• Required work
Report each line from the entries in which "icon" can be found.

• Interface dataset entries
--
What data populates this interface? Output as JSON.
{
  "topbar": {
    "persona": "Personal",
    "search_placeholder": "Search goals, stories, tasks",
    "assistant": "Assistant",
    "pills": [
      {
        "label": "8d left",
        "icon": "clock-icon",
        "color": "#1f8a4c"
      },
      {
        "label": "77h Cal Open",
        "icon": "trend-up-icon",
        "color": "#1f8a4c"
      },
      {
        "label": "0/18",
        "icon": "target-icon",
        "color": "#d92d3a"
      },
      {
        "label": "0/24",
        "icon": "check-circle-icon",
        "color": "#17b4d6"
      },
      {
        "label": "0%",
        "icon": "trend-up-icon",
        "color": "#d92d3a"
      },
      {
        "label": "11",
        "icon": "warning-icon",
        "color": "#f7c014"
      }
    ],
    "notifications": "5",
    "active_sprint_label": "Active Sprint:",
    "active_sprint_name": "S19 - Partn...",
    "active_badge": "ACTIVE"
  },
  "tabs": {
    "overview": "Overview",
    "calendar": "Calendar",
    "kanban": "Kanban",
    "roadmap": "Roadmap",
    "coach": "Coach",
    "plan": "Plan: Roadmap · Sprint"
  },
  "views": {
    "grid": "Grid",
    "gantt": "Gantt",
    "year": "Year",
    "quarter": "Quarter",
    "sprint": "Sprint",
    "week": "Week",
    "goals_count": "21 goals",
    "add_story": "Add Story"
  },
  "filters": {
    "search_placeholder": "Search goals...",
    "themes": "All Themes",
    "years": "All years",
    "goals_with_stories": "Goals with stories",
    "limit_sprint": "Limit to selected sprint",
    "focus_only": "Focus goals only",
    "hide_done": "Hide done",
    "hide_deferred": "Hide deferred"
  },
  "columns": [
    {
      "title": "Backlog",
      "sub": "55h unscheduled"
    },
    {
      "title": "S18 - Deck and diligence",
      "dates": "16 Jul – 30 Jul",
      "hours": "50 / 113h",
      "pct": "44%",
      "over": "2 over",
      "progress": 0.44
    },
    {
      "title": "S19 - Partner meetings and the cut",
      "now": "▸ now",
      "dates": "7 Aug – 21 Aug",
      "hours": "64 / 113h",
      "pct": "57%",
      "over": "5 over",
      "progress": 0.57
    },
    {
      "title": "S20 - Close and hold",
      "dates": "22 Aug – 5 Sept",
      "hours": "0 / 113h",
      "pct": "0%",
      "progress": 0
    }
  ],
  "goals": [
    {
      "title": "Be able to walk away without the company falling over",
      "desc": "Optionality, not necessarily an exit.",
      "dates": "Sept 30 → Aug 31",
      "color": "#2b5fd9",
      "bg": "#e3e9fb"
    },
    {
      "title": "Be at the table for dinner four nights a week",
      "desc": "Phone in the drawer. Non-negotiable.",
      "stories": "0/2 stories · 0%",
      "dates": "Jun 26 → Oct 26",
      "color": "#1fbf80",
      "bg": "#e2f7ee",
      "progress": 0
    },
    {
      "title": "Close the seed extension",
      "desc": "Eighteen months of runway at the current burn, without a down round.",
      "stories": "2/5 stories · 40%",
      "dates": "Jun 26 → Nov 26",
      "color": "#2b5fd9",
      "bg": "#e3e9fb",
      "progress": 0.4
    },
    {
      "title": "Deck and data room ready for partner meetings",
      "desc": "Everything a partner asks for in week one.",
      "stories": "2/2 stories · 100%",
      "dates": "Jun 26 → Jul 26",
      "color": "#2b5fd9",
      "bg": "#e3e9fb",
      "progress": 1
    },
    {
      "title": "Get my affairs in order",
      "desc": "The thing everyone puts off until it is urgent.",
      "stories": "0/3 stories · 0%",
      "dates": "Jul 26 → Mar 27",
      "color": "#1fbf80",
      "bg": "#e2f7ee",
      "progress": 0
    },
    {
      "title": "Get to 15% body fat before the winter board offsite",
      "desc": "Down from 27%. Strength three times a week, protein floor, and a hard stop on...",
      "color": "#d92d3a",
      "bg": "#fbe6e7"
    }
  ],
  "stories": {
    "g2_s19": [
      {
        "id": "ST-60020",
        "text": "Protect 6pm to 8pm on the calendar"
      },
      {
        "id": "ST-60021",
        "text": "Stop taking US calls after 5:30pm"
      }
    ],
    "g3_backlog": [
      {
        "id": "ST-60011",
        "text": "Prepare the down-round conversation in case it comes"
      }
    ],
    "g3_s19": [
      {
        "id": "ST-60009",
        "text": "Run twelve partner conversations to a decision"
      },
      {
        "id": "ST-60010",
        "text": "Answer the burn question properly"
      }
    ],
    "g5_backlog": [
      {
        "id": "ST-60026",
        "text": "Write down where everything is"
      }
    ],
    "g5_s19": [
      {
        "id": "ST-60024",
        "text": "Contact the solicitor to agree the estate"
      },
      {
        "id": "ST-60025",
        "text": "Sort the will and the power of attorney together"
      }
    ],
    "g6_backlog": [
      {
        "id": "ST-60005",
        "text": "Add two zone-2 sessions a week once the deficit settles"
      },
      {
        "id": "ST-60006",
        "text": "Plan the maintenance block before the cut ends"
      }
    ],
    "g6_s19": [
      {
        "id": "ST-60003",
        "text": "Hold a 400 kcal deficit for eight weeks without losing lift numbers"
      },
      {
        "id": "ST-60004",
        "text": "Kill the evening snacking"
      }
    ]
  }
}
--
• Finished exercise
        "icon": "clock-icon",
        "icon": "trend-up-icon",
        "icon": "target-icon",
        "icon": "check-circle-icon",
        "icon": "trend-up-icon",
        "icon": "warning-icon",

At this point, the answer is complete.